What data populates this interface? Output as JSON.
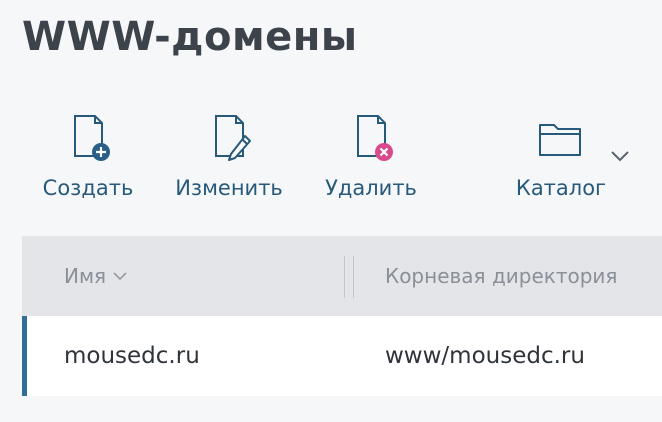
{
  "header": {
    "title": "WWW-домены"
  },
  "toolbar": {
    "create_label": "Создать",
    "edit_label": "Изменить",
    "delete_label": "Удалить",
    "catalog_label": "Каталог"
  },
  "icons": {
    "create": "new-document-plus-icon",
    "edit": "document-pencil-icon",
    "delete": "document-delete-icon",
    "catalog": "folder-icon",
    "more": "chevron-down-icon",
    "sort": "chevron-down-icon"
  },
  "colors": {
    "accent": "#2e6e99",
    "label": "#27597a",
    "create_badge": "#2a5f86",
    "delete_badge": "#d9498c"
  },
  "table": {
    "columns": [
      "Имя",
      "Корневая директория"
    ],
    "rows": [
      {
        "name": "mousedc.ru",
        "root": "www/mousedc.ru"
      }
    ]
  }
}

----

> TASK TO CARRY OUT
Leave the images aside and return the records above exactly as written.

> OUTPUT BELOW
What data populates this interface? Output as JSON.
{
  "header": {
    "title": "WWW-домены"
  },
  "toolbar": {
    "create_label": "Создать",
    "edit_label": "Изменить",
    "delete_label": "Удалить",
    "catalog_label": "Каталог"
  },
  "icons": {
    "create": "new-document-plus-icon",
    "edit": "document-pencil-icon",
    "delete": "document-delete-icon",
    "catalog": "folder-icon",
    "more": "chevron-down-icon",
    "sort": "chevron-down-icon"
  },
  "colors": {
    "accent": "#2e6e99",
    "label": "#27597a",
    "create_badge": "#2a5f86",
    "delete_badge": "#d9498c"
  },
  "table": {
    "columns": [
      "Имя",
      "Корневая директория"
    ],
    "rows": [
      {
        "name": "mousedc.ru",
        "root": "www/mousedc.ru"
      }
    ]
  }
}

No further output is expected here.